One man held the huge pig down
and the other stuck an ice pick
into the jugular, which is when
we started to pay attention.
The blood rose ten feet with force
while the sow swam on its back
as if to cut its own neck.
Its fatty back smacked the slippery
cement while the assassins shuffled
to keep their balance, and the bloody
fountain rose and fell back and rose
less and less high, until
the red plume reentered the pig
at the neck, and the belly collapsed
and the pig face went dull.
I knew the pig
was the butcher’s, whose game
lived mainly behind our garage.
Sometimes turkeys, always
roosters and sheep. Once the windmill
turned two days without stopping.
The butcher would walk in his apron
straight for the victim.
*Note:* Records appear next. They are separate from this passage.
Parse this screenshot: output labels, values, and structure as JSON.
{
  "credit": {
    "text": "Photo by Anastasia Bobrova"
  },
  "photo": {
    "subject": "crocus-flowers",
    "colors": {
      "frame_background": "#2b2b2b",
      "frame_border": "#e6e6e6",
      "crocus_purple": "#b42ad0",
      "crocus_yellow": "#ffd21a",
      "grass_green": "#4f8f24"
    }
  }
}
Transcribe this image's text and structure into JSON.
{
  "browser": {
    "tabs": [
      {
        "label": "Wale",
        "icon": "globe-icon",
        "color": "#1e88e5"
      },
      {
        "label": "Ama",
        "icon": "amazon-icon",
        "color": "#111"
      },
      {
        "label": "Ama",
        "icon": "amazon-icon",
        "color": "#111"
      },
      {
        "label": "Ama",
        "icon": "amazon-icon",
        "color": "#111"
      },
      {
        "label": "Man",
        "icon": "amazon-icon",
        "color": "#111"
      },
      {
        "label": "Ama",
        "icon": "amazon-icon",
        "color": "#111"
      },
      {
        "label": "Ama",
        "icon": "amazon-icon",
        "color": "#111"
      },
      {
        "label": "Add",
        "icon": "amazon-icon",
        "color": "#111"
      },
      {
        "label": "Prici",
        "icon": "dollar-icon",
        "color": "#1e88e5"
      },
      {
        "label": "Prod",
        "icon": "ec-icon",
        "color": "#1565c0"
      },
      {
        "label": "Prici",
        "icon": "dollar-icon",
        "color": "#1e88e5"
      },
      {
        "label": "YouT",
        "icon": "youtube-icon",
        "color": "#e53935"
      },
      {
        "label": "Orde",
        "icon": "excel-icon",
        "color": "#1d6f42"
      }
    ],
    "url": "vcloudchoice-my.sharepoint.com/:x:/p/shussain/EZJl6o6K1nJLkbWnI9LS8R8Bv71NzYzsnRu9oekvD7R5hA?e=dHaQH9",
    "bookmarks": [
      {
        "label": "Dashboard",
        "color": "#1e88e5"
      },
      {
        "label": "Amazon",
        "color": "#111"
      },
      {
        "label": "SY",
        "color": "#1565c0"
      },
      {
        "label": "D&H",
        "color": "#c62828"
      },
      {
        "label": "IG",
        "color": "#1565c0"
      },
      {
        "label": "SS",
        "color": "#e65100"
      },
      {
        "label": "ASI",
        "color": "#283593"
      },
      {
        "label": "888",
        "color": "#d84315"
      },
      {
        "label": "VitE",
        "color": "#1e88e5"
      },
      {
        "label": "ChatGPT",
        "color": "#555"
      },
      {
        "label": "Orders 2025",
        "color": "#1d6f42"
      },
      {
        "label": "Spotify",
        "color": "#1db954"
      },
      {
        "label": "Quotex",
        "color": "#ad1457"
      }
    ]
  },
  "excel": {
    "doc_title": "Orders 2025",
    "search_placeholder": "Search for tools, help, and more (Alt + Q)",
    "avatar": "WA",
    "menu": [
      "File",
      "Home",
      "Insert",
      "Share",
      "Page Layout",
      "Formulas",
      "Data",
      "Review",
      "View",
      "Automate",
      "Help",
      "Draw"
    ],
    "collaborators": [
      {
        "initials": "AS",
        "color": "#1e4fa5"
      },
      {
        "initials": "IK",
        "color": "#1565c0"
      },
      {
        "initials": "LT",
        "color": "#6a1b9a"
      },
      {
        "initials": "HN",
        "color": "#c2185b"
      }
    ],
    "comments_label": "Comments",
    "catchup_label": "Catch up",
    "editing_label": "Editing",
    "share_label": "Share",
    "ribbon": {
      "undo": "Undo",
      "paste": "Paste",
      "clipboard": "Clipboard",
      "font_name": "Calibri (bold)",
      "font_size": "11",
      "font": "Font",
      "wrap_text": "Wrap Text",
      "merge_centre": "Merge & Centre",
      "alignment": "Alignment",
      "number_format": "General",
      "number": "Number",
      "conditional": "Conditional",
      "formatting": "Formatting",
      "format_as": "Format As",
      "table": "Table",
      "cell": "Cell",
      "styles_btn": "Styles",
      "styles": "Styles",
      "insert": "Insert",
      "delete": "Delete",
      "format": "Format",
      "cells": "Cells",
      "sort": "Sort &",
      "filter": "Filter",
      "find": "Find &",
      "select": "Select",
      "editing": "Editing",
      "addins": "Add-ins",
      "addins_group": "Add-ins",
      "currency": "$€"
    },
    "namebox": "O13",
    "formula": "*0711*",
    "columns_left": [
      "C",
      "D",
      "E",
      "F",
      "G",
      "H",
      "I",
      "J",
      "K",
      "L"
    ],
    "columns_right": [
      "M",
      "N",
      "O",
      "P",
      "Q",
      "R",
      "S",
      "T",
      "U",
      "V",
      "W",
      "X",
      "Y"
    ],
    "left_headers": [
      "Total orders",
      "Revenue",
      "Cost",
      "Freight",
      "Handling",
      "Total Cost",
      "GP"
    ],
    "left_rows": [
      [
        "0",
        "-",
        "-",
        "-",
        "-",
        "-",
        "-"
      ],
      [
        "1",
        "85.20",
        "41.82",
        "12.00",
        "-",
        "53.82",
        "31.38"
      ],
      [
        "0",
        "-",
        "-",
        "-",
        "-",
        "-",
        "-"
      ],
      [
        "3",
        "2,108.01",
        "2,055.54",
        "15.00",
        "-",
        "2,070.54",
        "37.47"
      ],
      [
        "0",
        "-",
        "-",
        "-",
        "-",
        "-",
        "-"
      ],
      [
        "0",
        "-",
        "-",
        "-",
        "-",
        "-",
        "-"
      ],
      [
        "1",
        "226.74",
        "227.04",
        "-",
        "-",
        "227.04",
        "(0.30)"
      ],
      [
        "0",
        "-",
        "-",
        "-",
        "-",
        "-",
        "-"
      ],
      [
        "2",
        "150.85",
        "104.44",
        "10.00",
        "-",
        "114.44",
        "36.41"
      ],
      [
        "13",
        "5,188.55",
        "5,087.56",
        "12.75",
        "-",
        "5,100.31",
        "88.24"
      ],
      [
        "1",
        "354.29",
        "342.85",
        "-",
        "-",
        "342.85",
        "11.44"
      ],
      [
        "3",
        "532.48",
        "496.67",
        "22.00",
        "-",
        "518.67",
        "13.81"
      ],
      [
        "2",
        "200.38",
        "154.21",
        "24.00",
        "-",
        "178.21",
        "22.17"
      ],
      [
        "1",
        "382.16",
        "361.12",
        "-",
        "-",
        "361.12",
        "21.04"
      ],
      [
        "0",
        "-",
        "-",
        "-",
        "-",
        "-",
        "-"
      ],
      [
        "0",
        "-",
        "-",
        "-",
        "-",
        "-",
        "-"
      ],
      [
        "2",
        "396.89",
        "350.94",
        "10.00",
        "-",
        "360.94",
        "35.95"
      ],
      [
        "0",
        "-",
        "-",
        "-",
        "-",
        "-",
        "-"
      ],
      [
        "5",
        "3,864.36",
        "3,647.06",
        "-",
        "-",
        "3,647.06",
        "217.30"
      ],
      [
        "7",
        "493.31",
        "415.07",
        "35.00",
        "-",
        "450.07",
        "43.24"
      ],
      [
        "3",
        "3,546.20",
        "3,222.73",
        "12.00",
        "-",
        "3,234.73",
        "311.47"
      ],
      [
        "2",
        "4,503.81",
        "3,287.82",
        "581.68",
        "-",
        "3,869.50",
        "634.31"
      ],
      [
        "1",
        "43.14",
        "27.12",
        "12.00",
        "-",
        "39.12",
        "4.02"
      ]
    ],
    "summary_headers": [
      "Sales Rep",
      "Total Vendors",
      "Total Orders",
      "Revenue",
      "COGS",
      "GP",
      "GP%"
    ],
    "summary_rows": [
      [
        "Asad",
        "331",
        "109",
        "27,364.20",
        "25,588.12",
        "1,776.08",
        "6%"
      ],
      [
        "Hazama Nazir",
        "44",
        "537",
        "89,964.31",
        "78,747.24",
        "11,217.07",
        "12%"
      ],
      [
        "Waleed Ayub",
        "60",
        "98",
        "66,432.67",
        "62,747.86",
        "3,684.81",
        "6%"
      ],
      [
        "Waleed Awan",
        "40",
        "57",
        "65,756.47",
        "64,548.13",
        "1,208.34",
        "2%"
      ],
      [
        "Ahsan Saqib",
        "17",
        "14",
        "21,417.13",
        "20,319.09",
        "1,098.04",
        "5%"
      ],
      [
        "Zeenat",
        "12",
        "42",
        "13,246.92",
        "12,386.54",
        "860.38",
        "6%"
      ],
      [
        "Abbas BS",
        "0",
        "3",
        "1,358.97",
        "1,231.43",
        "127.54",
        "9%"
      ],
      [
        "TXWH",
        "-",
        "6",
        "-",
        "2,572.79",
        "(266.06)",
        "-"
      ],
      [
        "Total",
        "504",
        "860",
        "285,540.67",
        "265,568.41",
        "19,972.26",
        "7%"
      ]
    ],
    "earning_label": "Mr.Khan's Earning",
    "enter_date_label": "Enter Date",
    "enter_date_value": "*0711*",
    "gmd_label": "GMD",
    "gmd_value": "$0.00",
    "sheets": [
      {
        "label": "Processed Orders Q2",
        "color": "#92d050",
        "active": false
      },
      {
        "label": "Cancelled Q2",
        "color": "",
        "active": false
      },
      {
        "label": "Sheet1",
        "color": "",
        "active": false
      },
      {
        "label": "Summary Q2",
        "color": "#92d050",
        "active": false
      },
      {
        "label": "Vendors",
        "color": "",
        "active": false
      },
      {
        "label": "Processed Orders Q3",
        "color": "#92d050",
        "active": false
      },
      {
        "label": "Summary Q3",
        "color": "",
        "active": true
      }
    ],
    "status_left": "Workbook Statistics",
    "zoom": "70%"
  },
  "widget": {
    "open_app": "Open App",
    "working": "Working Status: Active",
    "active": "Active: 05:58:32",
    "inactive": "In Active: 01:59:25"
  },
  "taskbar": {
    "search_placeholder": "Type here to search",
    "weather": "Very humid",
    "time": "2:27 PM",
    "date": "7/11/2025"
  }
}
The others
would scratch and babble
and get in the way.
Then the butcher would lead the animal
to the back door of his shop,
stopping to kill it on a stump.
It was always evening, after closing.
The sea breeze would be rising,
cloaking the hour in brine.
The pig we saw slaughtered
was more than twice anything
shut up in the patch
we trespassed to make havoc.
Since the butcher was Italian,
not Jewish, that would be his pig.
Like the barber who carried
a cigar box of bets
to the stationery store, like
the Greek who made sweets
and hid Greek illegals,
the butcher had a business, his
business, by which he took
from our hands the cleaver and serrated
knife for the guts,
and gave us back in butcher paper
and outer layers of brown wrapping
our lives for their cries.
Hung up to drain, the great pig,
hacked into portions,
looked like a puzzle
we could put together in the freezer
to make a picture of
a pig of course, a map, clothes or other things
when we looked.